Among the records below, find each line bearing the word "title" and copy it.

[Element data from apps and pages]
*** Block opens ***
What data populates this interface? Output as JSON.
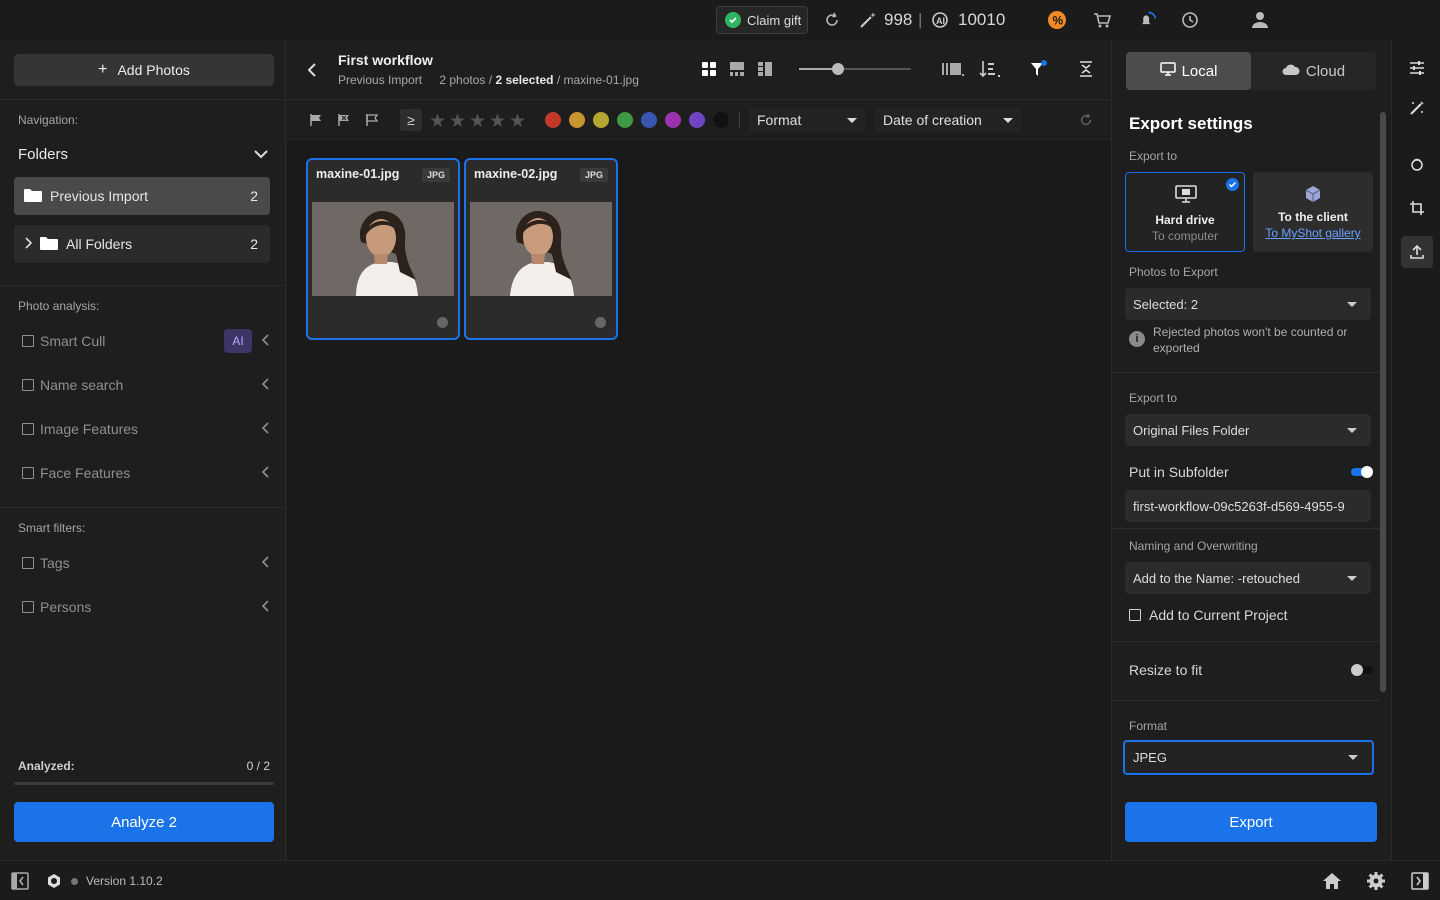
{
  "topbar": {
    "claim_gift": "Claim gift",
    "credits": "998",
    "separator": "|",
    "ai_credits": "10010"
  },
  "left": {
    "add_photos": "Add Photos",
    "navigation_label": "Navigation:",
    "folders_label": "Folders",
    "folders": [
      {
        "name": "Previous Import",
        "count": "2"
      },
      {
        "name": "All Folders",
        "count": "2"
      }
    ],
    "photo_analysis_label": "Photo analysis:",
    "analysis": [
      {
        "label": "Smart Cull",
        "badge": "AI"
      },
      {
        "label": "Name search"
      },
      {
        "label": "Image Features"
      },
      {
        "label": "Face Features"
      }
    ],
    "smart_filters_label": "Smart filters:",
    "smart_filters": [
      {
        "label": "Tags"
      },
      {
        "label": "Persons"
      }
    ],
    "analyzed_label": "Analyzed:",
    "analyzed_value": "0 / 2",
    "analyzed_fraction": 0,
    "analyze_button": "Analyze 2"
  },
  "center": {
    "title": "First workflow",
    "breadcrumb": "Previous Import",
    "photos_count": "2 photos /",
    "selected": "2 selected",
    "current_file": "/ maxine-01.jpg",
    "ge_symbol": "≥",
    "format_dropdown": "Format",
    "date_dropdown": "Date of creation",
    "color_labels": [
      "#c0392b",
      "#c9952e",
      "#b5a632",
      "#3f9a46",
      "#3a55b0",
      "#9b33b0",
      "#6e45c4",
      "#111111"
    ],
    "thumbnails": [
      {
        "file": "maxine-01.jpg",
        "type": "JPG"
      },
      {
        "file": "maxine-02.jpg",
        "type": "JPG"
      }
    ]
  },
  "right": {
    "local": "Local",
    "cloud": "Cloud",
    "title": "Export settings",
    "export_to_label": "Export to",
    "hard_drive": "Hard drive",
    "to_computer": "To computer",
    "to_client": "To the client",
    "to_gallery": "To MyShot gallery",
    "photos_to_export_label": "Photos to Export",
    "photos_to_export_value": "Selected: 2",
    "rejected_note": "Rejected photos won't be counted or exported",
    "export_to_label2": "Export to",
    "export_folder_value": "Original Files Folder",
    "subfolder_label": "Put in Subfolder",
    "subfolder_on": true,
    "subfolder_name": "first-workflow-09c5263f-d569-4955-9",
    "naming_label": "Naming and Overwriting",
    "naming_value": "Add to the Name: -retouched",
    "add_to_project": "Add to Current Project",
    "resize_label": "Resize to fit",
    "resize_on": false,
    "format_label": "Format",
    "format_value": "JPEG",
    "export_button": "Export",
    "accent": "#1a73e8"
  },
  "bottombar": {
    "version": "Version 1.10.2"
  }
}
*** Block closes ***
**Solution below:**
    "title": "First workflow",
    "title": "Export settings",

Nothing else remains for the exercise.